Drafting Pleats

The story so far:  in March, I made myself a top with a pleated neckline, drafted with lots of help from my pattern-cutting tutor.  Whilst far from perfect, Nicotine Surprise proved very wearable and since then, others have asked me if I’d show them how to draft something similar. 

And I said: “(Gulp) Yeah…?”

In preparation for the humbling feat, I redesigned the top and made Version 2 with 6 pleats instead of 8 and with facing instead of bias binding.  The pleats radiate outwards instead of heading towards the bust.  Also, I didn’t stitch them down as before, only forming them at the neckhole.  Once again, the process was quick and the result a much-worn wardrobe staple.

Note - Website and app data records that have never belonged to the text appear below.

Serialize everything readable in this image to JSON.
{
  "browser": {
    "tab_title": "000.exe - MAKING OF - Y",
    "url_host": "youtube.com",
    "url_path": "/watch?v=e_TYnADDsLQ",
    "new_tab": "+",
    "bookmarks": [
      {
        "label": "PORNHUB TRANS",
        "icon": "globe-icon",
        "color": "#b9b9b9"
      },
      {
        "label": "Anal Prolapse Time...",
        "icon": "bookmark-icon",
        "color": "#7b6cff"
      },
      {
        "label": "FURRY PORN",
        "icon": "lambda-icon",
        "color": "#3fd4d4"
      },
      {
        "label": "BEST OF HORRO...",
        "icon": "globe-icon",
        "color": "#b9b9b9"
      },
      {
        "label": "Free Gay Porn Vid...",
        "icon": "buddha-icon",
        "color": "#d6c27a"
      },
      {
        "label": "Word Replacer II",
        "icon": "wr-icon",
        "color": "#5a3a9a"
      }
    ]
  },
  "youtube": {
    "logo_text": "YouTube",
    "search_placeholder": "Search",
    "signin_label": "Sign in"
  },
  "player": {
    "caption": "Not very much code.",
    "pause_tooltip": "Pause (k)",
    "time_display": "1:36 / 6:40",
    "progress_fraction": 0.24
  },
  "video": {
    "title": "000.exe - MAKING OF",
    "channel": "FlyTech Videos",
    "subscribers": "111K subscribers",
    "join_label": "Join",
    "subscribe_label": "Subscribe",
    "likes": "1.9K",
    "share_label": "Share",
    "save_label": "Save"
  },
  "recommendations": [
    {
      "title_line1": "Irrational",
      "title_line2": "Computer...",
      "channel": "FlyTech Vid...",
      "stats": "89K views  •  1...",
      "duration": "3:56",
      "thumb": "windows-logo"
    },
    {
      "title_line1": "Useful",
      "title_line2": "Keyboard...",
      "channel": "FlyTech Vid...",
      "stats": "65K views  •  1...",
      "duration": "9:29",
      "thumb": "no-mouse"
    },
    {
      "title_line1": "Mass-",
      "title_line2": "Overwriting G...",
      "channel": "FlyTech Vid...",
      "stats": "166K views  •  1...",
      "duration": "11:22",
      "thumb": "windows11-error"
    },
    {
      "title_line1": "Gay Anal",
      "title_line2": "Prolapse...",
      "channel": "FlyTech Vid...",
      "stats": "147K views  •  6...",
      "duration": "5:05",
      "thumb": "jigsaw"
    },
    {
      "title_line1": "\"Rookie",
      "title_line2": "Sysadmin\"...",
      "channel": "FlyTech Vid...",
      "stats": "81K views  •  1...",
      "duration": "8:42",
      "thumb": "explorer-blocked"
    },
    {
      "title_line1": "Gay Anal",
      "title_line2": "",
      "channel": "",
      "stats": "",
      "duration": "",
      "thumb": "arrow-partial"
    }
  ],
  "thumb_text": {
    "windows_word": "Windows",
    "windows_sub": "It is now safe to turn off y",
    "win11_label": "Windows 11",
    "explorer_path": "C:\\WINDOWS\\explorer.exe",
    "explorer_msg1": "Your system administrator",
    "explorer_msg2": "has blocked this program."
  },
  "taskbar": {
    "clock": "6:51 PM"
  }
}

Having made Version 3, I’m still not an expert but I’ve laid out a how-I-done-it  for those who’re familiar with the bodice block and want to have a bit of an adventure adapting it into a top with some design interest and no closures.

This is by no means the definitive method of drafting neckline pleats – in fact, I’m already experimenting with another….

YOU WILL NEED:

For drafting:

Your front and back bodice blocks with the shoulder darts moved out of the way (see here). 

Sleeve block and skirt block (not necessary for a vest top like Version 3)

Lots of paper and a little bit of tracing paper.  Numberprint Marker Paper has the virtue of being see-through in good light.  I often use salvaged packing paper from internet shopping (after a hot, non-steam press) whilst Greaseproof paper/Baking parchment is great for tracing.  See Sew Ruth for another paper tip.

Sellotape, preferrably the “frosty” Magic Tape that you can write on.

Pencil and a long ruler

Tracing wheel

For sewing

Approx 1m of fabric for a sleeveless version, 1.5m for a short-sleeved number.  Bias binding or, if making the facing, a small amount of interfacing. 

The process:

Tip on using the tracing wheel: if your tracing wheel is of the genteel variety like mine and not of the scary toothsome variety, place a couple of sheets of fabric, like a bedsheet, under your paper and your impressions will be more easily visible.

Nearly there…

 

When it comes to sewing the pleats, you can:

Top-stitch them.

Sew them on the inside, with the inner-most pleat the deepest.

Stitch them horizontally at the neckline and released below in Version 2 & 3 above.

Good luck and let me know how it went (it’s quicker than it looks…).

P.S. Check back here in a few weeks when I attempt to draft neckline pleats the Adele Margolis method!